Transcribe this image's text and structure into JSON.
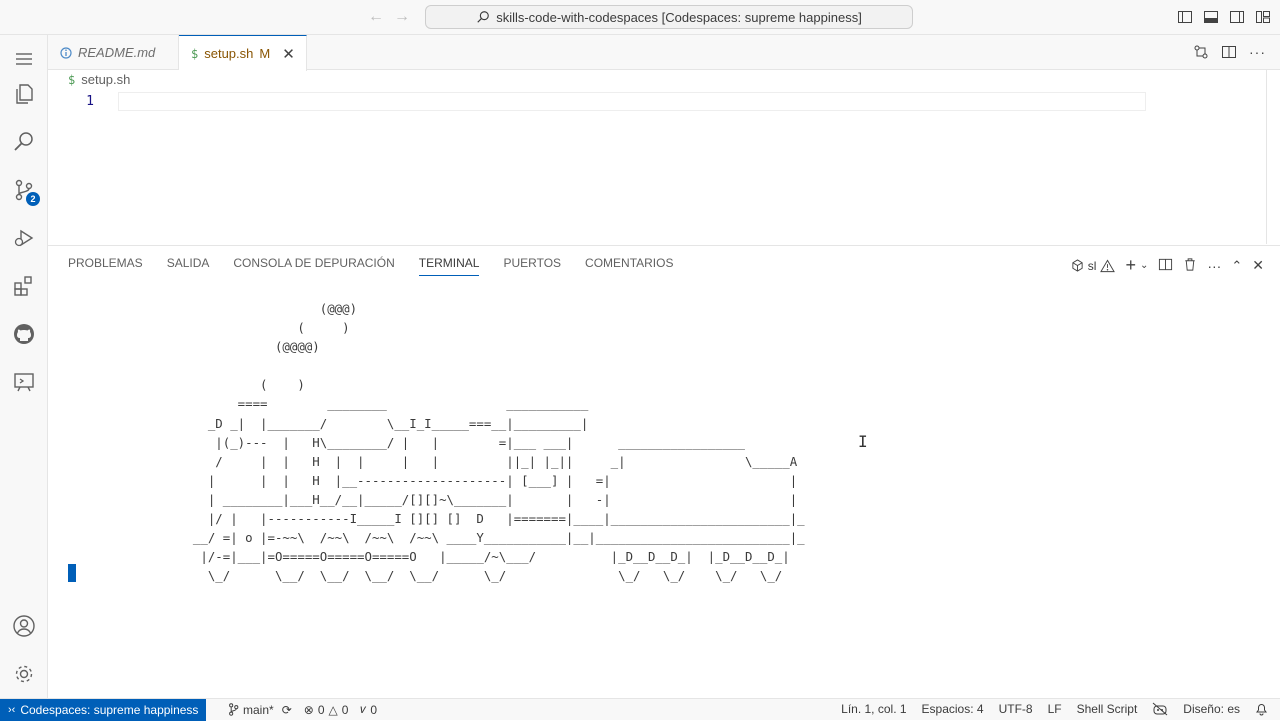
{
  "titlebar": {
    "command_center": "skills-code-with-codespaces [Codespaces: supreme happiness]"
  },
  "activity": {
    "scm_badge": "2"
  },
  "tabs": [
    {
      "label": "README.md",
      "icon": "info-icon",
      "active": false
    },
    {
      "label": "setup.sh",
      "modified": "M",
      "icon": "dollar-icon",
      "active": true
    }
  ],
  "editor": {
    "breadcrumb": "setup.sh",
    "line_number": "1"
  },
  "panel": {
    "tabs": [
      "PROBLEMAS",
      "SALIDA",
      "CONSOLA DE DEPURACIÓN",
      "TERMINAL",
      "PUERTOS",
      "COMENTARIOS"
    ],
    "active_tab": "TERMINAL",
    "terminal_name": "sl",
    "terminal_output": "                   (@@@)\n                (     )\n             (@@@@)\n\n           (    )\n        ====        ________                ___________\n    _D _|  |_______/        \\__I_I_____===__|_________|\n     |(_)---  |   H\\________/ |   |        =|___ ___|      _________________\n     /     |  |   H  |  |     |   |         ||_| |_||     _|                \\_____A\n    |      |  |   H  |__--------------------| [___] |   =|                        |\n    | ________|___H__/__|_____/[][]~\\_______|       |   -|                        |\n    |/ |   |-----------I_____I [][] []  D   |=======|____|________________________|_\n  __/ =| o |=-~~\\  /~~\\  /~~\\  /~~\\ ____Y___________|__|__________________________|_\n   |/-=|___|=O=====O=====O=====O   |_____/~\\___/          |_D__D__D_|  |_D__D__D_|\n    \\_/      \\__/  \\__/  \\__/  \\__/      \\_/               \\_/   \\_/    \\_/   \\_/"
  },
  "statusbar": {
    "remote": "Codespaces: supreme happiness",
    "branch": "main*",
    "errors": "0",
    "warnings": "0",
    "ports": "0",
    "position": "Lín. 1, col. 1",
    "spaces": "Espacios: 4",
    "encoding": "UTF-8",
    "eol": "LF",
    "language": "Shell Script",
    "layout": "Diseño: es"
  }
}
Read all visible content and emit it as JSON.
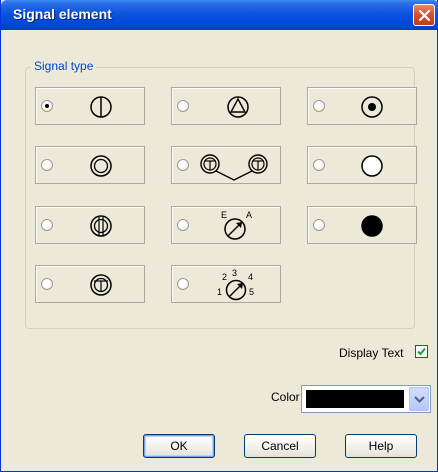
{
  "window": {
    "title": "Signal element"
  },
  "group": {
    "label": "Signal type"
  },
  "options": [
    {
      "id": "lamp-vertical-divided",
      "symbol_icon": "circle-vertical-line-icon",
      "checked": true
    },
    {
      "id": "lamp-triangle",
      "symbol_icon": "circle-triangle-icon",
      "checked": false
    },
    {
      "id": "lamp-dot",
      "symbol_icon": "circle-dot-icon",
      "checked": false
    },
    {
      "id": "lamp-double-ring",
      "symbol_icon": "double-circle-icon",
      "checked": false
    },
    {
      "id": "lamp-double-t-connected",
      "symbol_icon": "double-t-lamps-icon",
      "checked": false
    },
    {
      "id": "lamp-empty",
      "symbol_icon": "empty-circle-icon",
      "checked": false
    },
    {
      "id": "lamp-double-vertical",
      "symbol_icon": "circle-double-vertical-icon",
      "checked": false
    },
    {
      "id": "meter-ea",
      "symbol_icon": "gauge-ea-icon",
      "checked": false,
      "labels": [
        "E",
        "A"
      ]
    },
    {
      "id": "lamp-filled",
      "symbol_icon": "filled-circle-icon",
      "checked": false
    },
    {
      "id": "lamp-t-ring",
      "symbol_icon": "circle-t-icon",
      "checked": false
    },
    {
      "id": "meter-multi",
      "symbol_icon": "gauge-multi-icon",
      "checked": false,
      "labels": [
        "2",
        "3",
        "4",
        "1",
        "5"
      ]
    }
  ],
  "display_text": {
    "label": "Display Text",
    "checked": true
  },
  "color": {
    "label": "Color",
    "value": "#000000"
  },
  "buttons": {
    "ok": "OK",
    "cancel": "Cancel",
    "help": "Help"
  }
}
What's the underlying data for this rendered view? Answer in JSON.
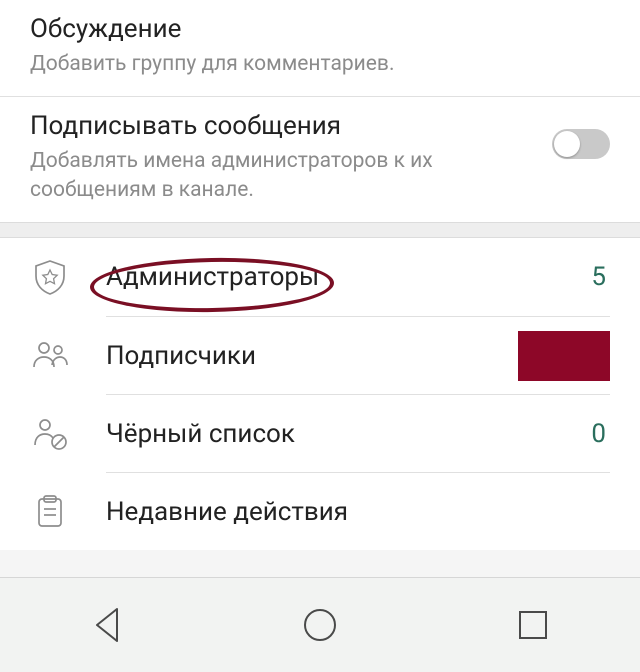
{
  "settings": {
    "discussion": {
      "title": "Обсуждение",
      "subtitle": "Добавить группу для комментариев."
    },
    "sign": {
      "title": "Подписывать сообщения",
      "subtitle": "Добавлять имена администраторов к их сообщениям в канале.",
      "enabled": false
    }
  },
  "list": {
    "admins": {
      "label": "Администраторы",
      "count": "5"
    },
    "subscribers": {
      "label": "Подписчики"
    },
    "blacklist": {
      "label": "Чёрный список",
      "count": "0"
    },
    "recent": {
      "label": "Недавние действия"
    }
  },
  "colors": {
    "accent_count": "#2a6e5d",
    "annotation": "#7a0f24",
    "redact": "#8d0728"
  }
}
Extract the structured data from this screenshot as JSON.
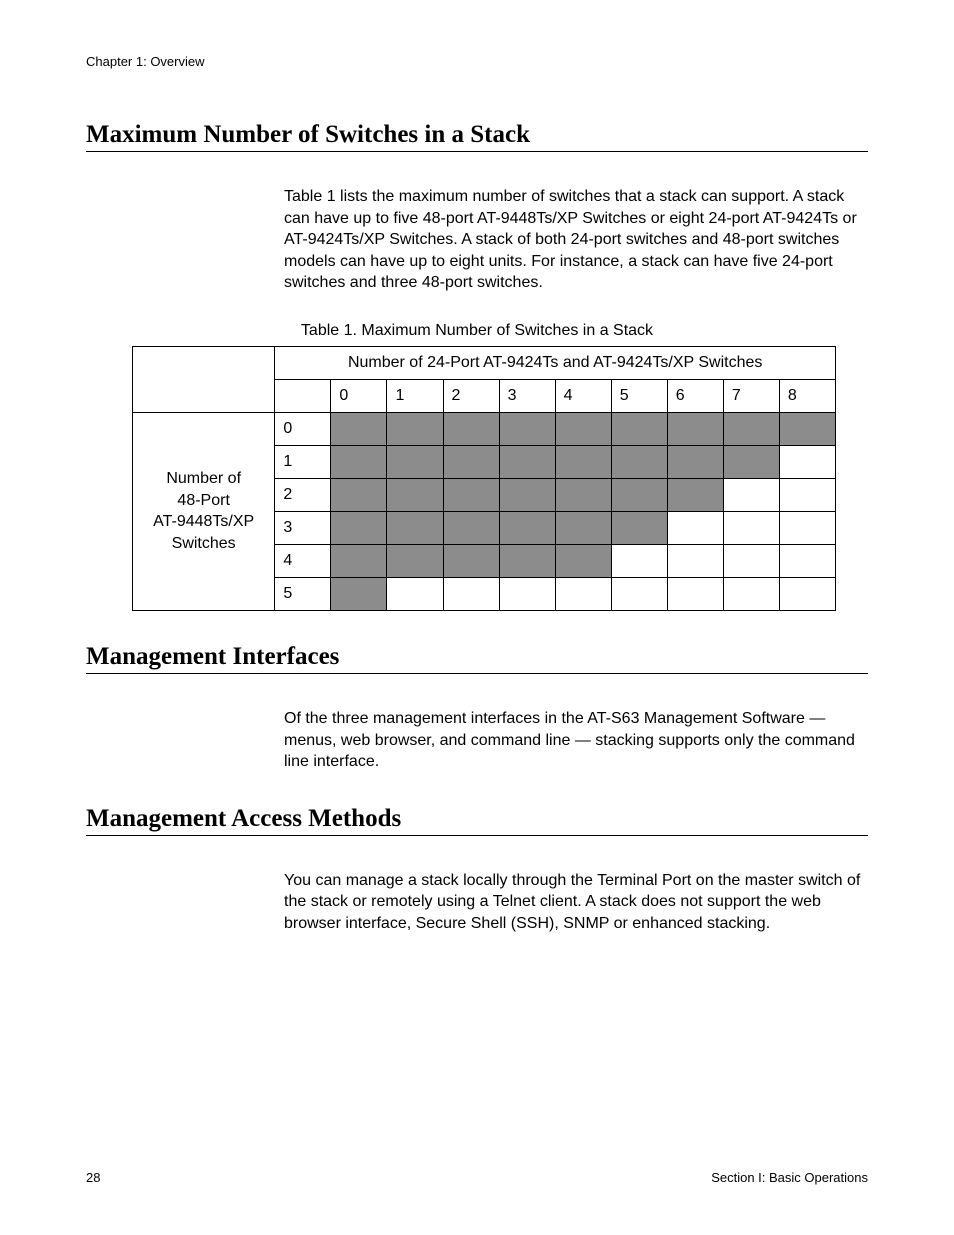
{
  "header": {
    "chapter": "Chapter 1: Overview"
  },
  "section1": {
    "title": "Maximum Number of Switches in a Stack",
    "paragraph": "Table 1 lists the maximum number of switches that a stack can support. A stack can have up to five 48-port AT-9448Ts/XP Switches or eight 24-port AT-9424Ts or AT-9424Ts/XP Switches. A stack of both 24-port switches and 48-port switches models can have up to eight units. For instance, a stack can have five 24-port switches and three 48-port switches."
  },
  "table": {
    "caption": "Table 1. Maximum Number of Switches in a Stack",
    "top_header": "Number of 24-Port AT-9424Ts and AT-9424Ts/XP Switches",
    "side_header_line1": "Number of",
    "side_header_line2": "48-Port",
    "side_header_line3": "AT-9448Ts/XP",
    "side_header_line4": "Switches",
    "cols": [
      "0",
      "1",
      "2",
      "3",
      "4",
      "5",
      "6",
      "7",
      "8"
    ],
    "rows": [
      "0",
      "1",
      "2",
      "3",
      "4",
      "5"
    ],
    "shaded": {
      "0": [
        true,
        true,
        true,
        true,
        true,
        true,
        true,
        true,
        true
      ],
      "1": [
        true,
        true,
        true,
        true,
        true,
        true,
        true,
        true,
        false
      ],
      "2": [
        true,
        true,
        true,
        true,
        true,
        true,
        true,
        false,
        false
      ],
      "3": [
        true,
        true,
        true,
        true,
        true,
        true,
        false,
        false,
        false
      ],
      "4": [
        true,
        true,
        true,
        true,
        true,
        false,
        false,
        false,
        false
      ],
      "5": [
        true,
        false,
        false,
        false,
        false,
        false,
        false,
        false,
        false
      ]
    }
  },
  "section2": {
    "title": "Management Interfaces",
    "paragraph": "Of the three management interfaces in the AT-S63 Management Software — menus, web browser, and command line — stacking supports only the command line interface."
  },
  "section3": {
    "title": "Management Access Methods",
    "paragraph": "You can manage a stack locally through the Terminal Port on the master switch of the stack or remotely using a Telnet client. A stack does not support the web browser interface, Secure Shell (SSH), SNMP or enhanced stacking."
  },
  "footer": {
    "page": "28",
    "section": "Section I: Basic Operations"
  },
  "chart_data": {
    "type": "table",
    "title": "Table 1. Maximum Number of Switches in a Stack",
    "x_axis_label": "Number of 24-Port AT-9424Ts and AT-9424Ts/XP Switches",
    "y_axis_label": "Number of 48-Port AT-9448Ts/XP Switches",
    "x_categories": [
      0,
      1,
      2,
      3,
      4,
      5,
      6,
      7,
      8
    ],
    "y_categories": [
      0,
      1,
      2,
      3,
      4,
      5
    ],
    "valid_combinations": [
      [
        true,
        true,
        true,
        true,
        true,
        true,
        true,
        true,
        true
      ],
      [
        true,
        true,
        true,
        true,
        true,
        true,
        true,
        true,
        false
      ],
      [
        true,
        true,
        true,
        true,
        true,
        true,
        true,
        false,
        false
      ],
      [
        true,
        true,
        true,
        true,
        true,
        true,
        false,
        false,
        false
      ],
      [
        true,
        true,
        true,
        true,
        true,
        false,
        false,
        false,
        false
      ],
      [
        true,
        false,
        false,
        false,
        false,
        false,
        false,
        false,
        false
      ]
    ]
  }
}
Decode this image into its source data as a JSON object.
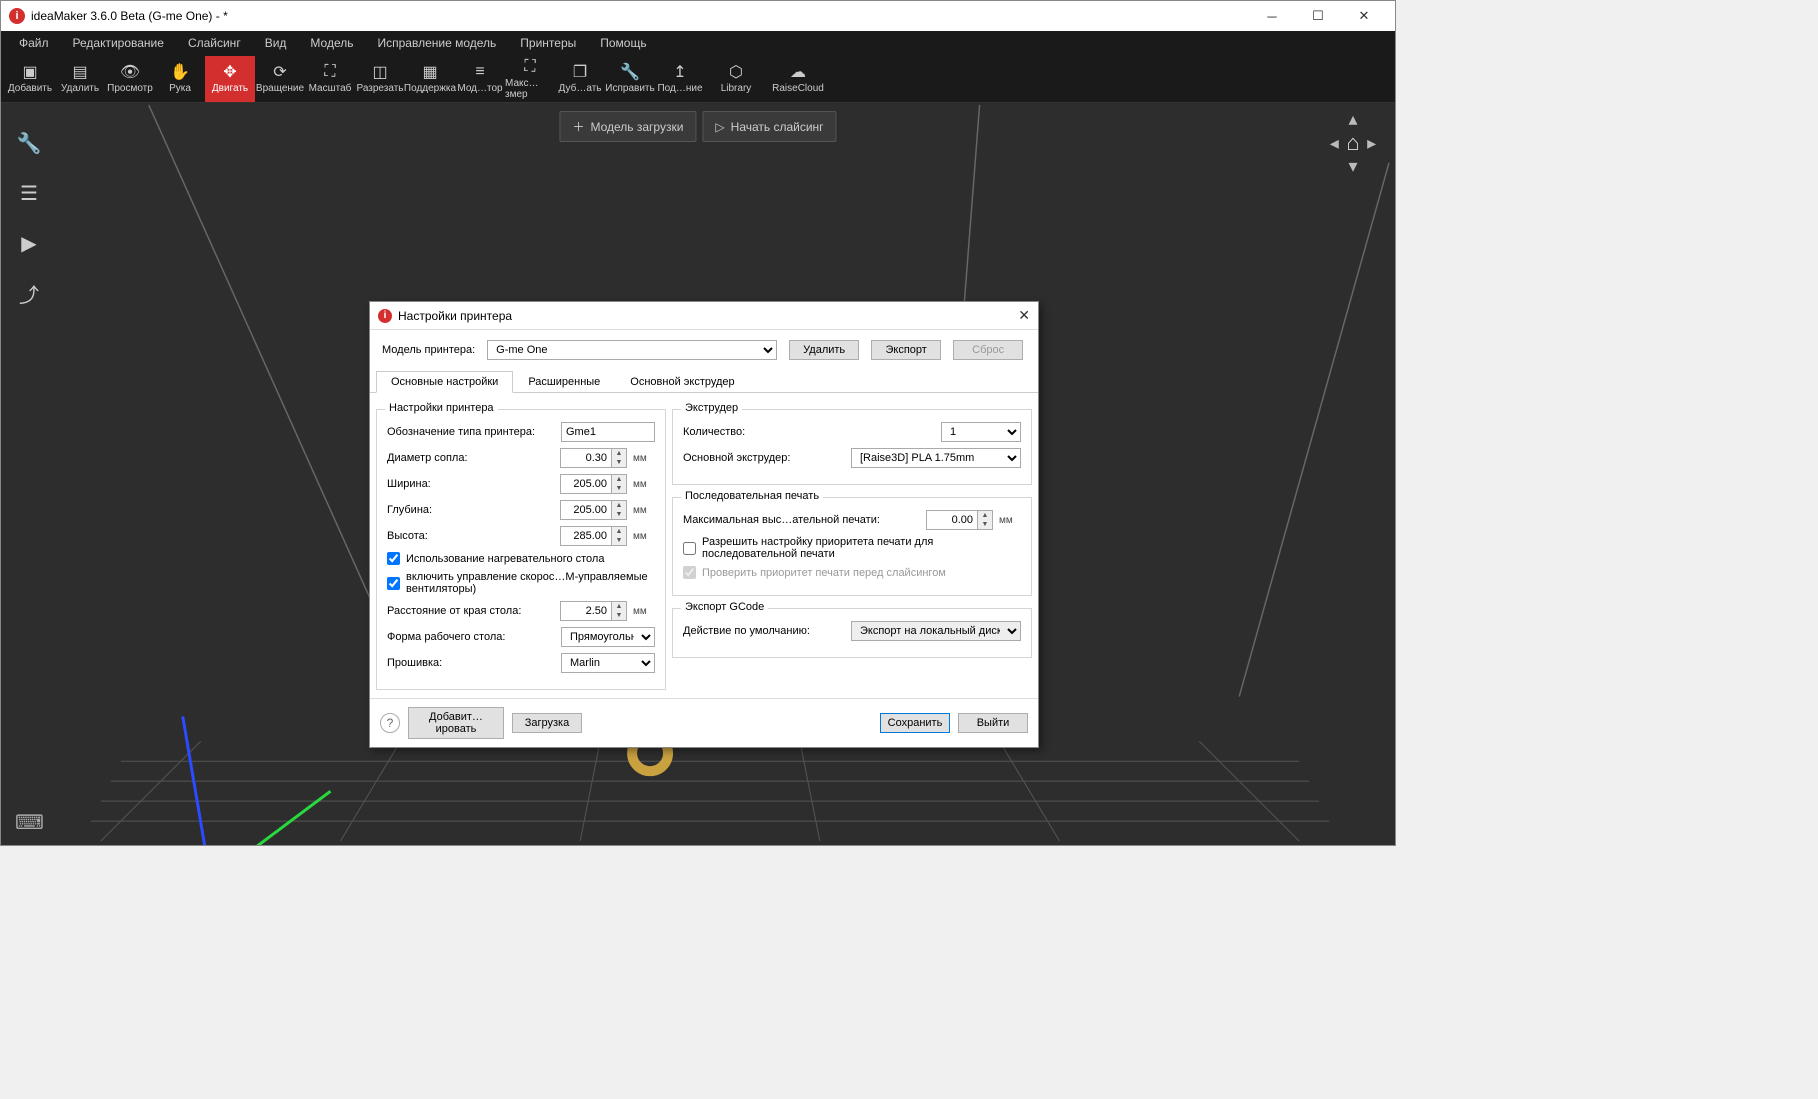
{
  "titlebar": {
    "text": "ideaMaker 3.6.0 Beta (G-me One) - *"
  },
  "menu": [
    "Файл",
    "Редактирование",
    "Слайсинг",
    "Вид",
    "Модель",
    "Исправление модель",
    "Принтеры",
    "Помощь"
  ],
  "toolbar": [
    {
      "id": "add",
      "label": "Добавить"
    },
    {
      "id": "delete",
      "label": "Удалить"
    },
    {
      "id": "view",
      "label": "Просмотр"
    },
    {
      "id": "hand",
      "label": "Рука"
    },
    {
      "id": "move",
      "label": "Двигать",
      "active": true
    },
    {
      "id": "rotate",
      "label": "Вращение"
    },
    {
      "id": "scale",
      "label": "Масштаб"
    },
    {
      "id": "cut",
      "label": "Разрезать"
    },
    {
      "id": "support",
      "label": "Поддержка"
    },
    {
      "id": "modifier",
      "label": "Мод…тор"
    },
    {
      "id": "maxfit",
      "label": "Макс…змер"
    },
    {
      "id": "duplicate",
      "label": "Дуб…ать"
    },
    {
      "id": "fix",
      "label": "Исправить"
    },
    {
      "id": "connection",
      "label": "Под…ние"
    },
    {
      "id": "library",
      "label": "Library"
    },
    {
      "id": "cloud",
      "label": "RaiseCloud"
    }
  ],
  "actionbar": {
    "load": "Модель загрузки",
    "slice": "Начать слайсинг"
  },
  "dialog": {
    "title": "Настройки принтера",
    "modelLabel": "Модель принтера:",
    "modelValue": "G-me One",
    "btnDelete": "Удалить",
    "btnExport": "Экспорт",
    "btnReset": "Сброс",
    "tabs": [
      "Основные настройки",
      "Расширенные",
      "Основной экструдер"
    ],
    "left": {
      "groupTitle": "Настройки принтера",
      "printerNameLabel": "Обозначение типа принтера:",
      "printerNameValue": "Gme1",
      "nozzleLabel": "Диаметр сопла:",
      "nozzleValue": "0.30",
      "widthLabel": "Ширина:",
      "widthValue": "205.00",
      "depthLabel": "Глубина:",
      "depthValue": "205.00",
      "heightLabel": "Высота:",
      "heightValue": "285.00",
      "unit": "мм",
      "heatedBed": "Использование нагревательного стола",
      "fanControl": "включить управление скорос…М-управляемые вентиляторы)",
      "skirtLabel": "Расстояние от края стола:",
      "skirtValue": "2.50",
      "shapeLabel": "Форма рабочего стола:",
      "shapeValue": "Прямоугольник",
      "firmwareLabel": "Прошивка:",
      "firmwareValue": "Marlin"
    },
    "right": {
      "extruderTitle": "Экструдер",
      "countLabel": "Количество:",
      "countValue": "1",
      "primaryLabel": "Основной экструдер:",
      "primaryValue": "[Raise3D] PLA 1.75mm",
      "seqTitle": "Последовательная печать",
      "seqMaxLabel": "Максимальная выс…ательной печати:",
      "seqMaxValue": "0.00",
      "seqAllow": "Разрешить настройку приоритета печати для последовательной печати",
      "seqCheck": "Проверить приоритет печати перед слайсингом",
      "gcodeTitle": "Экспорт GCode",
      "gcodeActionLabel": "Действие по умолчанию:",
      "gcodeActionValue": "Экспорт на локальный диск"
    },
    "footer": {
      "add": "Добавит…ировать",
      "load": "Загрузка",
      "save": "Сохранить",
      "exit": "Выйти"
    }
  }
}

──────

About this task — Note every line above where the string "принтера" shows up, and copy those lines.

Answer section —
    "title": "Настройки принтера",
    "modelLabel": "Модель принтера:",
      "groupTitle": "Настройки принтера",
      "printerNameLabel": "Обозначение типа принтера:",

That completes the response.